------ Source information ------
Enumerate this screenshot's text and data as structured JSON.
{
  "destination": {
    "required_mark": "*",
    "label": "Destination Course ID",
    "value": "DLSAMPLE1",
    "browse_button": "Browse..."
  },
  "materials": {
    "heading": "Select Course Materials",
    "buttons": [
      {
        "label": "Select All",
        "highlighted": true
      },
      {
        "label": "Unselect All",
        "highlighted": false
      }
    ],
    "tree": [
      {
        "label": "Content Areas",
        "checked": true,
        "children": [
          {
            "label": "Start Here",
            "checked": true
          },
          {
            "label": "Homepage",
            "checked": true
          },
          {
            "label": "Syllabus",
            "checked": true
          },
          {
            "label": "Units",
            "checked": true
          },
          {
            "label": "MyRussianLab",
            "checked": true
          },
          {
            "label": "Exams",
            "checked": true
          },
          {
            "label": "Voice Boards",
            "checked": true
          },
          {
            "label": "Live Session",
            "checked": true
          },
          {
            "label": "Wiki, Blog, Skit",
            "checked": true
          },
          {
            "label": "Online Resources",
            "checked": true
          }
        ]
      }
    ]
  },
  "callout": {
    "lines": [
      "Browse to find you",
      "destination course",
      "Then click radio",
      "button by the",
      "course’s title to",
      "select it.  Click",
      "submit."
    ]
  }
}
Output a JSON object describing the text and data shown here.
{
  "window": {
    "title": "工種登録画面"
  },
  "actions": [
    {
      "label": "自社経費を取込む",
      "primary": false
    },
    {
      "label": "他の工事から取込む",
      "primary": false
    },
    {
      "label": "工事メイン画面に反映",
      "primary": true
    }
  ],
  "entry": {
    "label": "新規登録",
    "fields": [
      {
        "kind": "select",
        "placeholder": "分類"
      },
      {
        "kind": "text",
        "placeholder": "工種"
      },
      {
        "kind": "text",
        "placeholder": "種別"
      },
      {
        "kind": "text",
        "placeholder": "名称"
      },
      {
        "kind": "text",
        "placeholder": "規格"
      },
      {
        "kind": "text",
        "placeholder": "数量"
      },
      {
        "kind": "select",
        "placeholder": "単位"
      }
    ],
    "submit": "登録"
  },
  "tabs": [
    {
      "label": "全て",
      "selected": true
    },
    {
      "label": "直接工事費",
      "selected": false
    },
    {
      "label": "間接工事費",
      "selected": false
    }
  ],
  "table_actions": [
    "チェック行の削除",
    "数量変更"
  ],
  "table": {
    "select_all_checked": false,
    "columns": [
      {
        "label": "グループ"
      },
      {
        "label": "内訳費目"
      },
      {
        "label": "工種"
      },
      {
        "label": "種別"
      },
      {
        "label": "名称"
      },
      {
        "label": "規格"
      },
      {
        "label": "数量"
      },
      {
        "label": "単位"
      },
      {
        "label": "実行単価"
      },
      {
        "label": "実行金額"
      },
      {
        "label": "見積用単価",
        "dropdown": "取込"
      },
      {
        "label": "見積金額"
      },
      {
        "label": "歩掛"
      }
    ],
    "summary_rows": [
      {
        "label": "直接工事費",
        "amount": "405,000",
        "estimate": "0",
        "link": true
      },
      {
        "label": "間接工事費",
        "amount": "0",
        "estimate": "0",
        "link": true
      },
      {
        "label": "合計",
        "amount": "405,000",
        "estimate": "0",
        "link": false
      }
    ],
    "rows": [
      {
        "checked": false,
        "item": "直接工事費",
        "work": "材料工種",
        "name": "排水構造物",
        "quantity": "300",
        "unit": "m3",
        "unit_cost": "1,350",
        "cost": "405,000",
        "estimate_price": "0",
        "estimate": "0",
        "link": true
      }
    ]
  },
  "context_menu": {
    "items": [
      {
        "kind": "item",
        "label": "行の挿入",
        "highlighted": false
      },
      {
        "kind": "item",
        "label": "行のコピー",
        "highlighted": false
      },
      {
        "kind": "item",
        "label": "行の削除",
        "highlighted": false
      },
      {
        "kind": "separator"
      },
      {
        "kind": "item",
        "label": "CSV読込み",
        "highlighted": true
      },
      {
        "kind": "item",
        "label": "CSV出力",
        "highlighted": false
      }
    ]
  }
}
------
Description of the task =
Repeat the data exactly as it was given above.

Result of the exercise =
Enumerate this screenshot's text and data as structured JSON.
{
  "destination": {
    "required_mark": "*",
    "label": "Destination Course ID",
    "value": "DLSAMPLE1",
    "browse_button": "Browse..."
  },
  "materials": {
    "heading": "Select Course Materials",
    "buttons": [
      {
        "label": "Select All",
        "highlighted": true
      },
      {
        "label": "Unselect All",
        "highlighted": false
      }
    ],
    "tree": [
      {
        "label": "Content Areas",
        "checked": true,
        "children": [
          {
            "label": "Start Here",
            "checked": true
          },
          {
            "label": "Homepage",
            "checked": true
          },
          {
            "label": "Syllabus",
            "checked": true
          },
          {
            "label": "Units",
            "checked": true
          },
          {
            "label": "MyRussianLab",
            "checked": true
          },
          {
            "label": "Exams",
            "checked": true
          },
          {
            "label": "Voice Boards",
            "checked": true
          },
          {
            "label": "Live Session",
            "checked": true
          },
          {
            "label": "Wiki, Blog, Skit",
            "checked": true
          },
          {
            "label": "Online Resources",
            "checked": true
          }
        ]
      }
    ]
  },
  "callout": {
    "lines": [
      "Browse to find you",
      "destination course",
      "Then click radio",
      "button by the",
      "course’s title to",
      "select it.  Click",
      "submit."
    ]
  }
}
Output a JSON object describing the text and data shown here.
{
  "window": {
    "title": "工種登録画面"
  },
  "actions": [
    {
      "label": "自社経費を取込む",
      "primary": false
    },
    {
      "label": "他の工事から取込む",
      "primary": false
    },
    {
      "label": "工事メイン画面に反映",
      "primary": true
    }
  ],
  "entry": {
    "label": "新規登録",
    "fields": [
      {
        "kind": "select",
        "placeholder": "分類"
      },
      {
        "kind": "text",
        "placeholder": "工種"
      },
      {
        "kind": "text",
        "placeholder": "種別"
      },
      {
        "kind": "text",
        "placeholder": "名称"
      },
      {
        "kind": "text",
        "placeholder": "規格"
      },
      {
        "kind": "text",
        "placeholder": "数量"
      },
      {
        "kind": "select",
        "placeholder": "単位"
      }
    ],
    "submit": "登録"
  },
  "tabs": [
    {
      "label": "全て",
      "selected": true
    },
    {
      "label": "直接工事費",
      "selected": false
    },
    {
      "label": "間接工事費",
      "selected": false
    }
  ],
  "table_actions": [
    "チェック行の削除",
    "数量変更"
  ],
  "table": {
    "select_all_checked": false,
    "columns": [
      {
        "label": "グループ"
      },
      {
        "label": "内訳費目"
      },
      {
        "label": "工種"
      },
      {
        "label": "種別"
      },
      {
        "label": "名称"
      },
      {
        "label": "規格"
      },
      {
        "label": "数量"
      },
      {
        "label": "単位"
      },
      {
        "label": "実行単価"
      },
      {
        "label": "実行金額"
      },
      {
        "label": "見積用単価",
        "dropdown": "取込"
      },
      {
        "label": "見積金額"
      },
      {
        "label": "歩掛"
      }
    ],
    "summary_rows": [
      {
        "label": "直接工事費",
        "amount": "405,000",
        "estimate": "0",
        "link": true
      },
      {
        "label": "間接工事費",
        "amount": "0",
        "estimate": "0",
        "link": true
      },
      {
        "label": "合計",
        "amount": "405,000",
        "estimate": "0",
        "link": false
      }
    ],
    "rows": [
      {
        "checked": false,
        "item": "直接工事費",
        "work": "材料工種",
        "name": "排水構造物",
        "quantity": "300",
        "unit": "m3",
        "unit_cost": "1,350",
        "cost": "405,000",
        "estimate_price": "0",
        "estimate": "0",
        "link": true
      }
    ]
  },
  "context_menu": {
    "items": [
      {
        "kind": "item",
        "label": "行の挿入",
        "highlighted": false
      },
      {
        "kind": "item",
        "label": "行のコピー",
        "highlighted": false
      },
      {
        "kind": "item",
        "label": "行の削除",
        "highlighted": false
      },
      {
        "kind": "separator"
      },
      {
        "kind": "item",
        "label": "CSV読込み",
        "highlighted": true
      },
      {
        "kind": "item",
        "label": "CSV出力",
        "highlighted": false
      }
    ]
  }
}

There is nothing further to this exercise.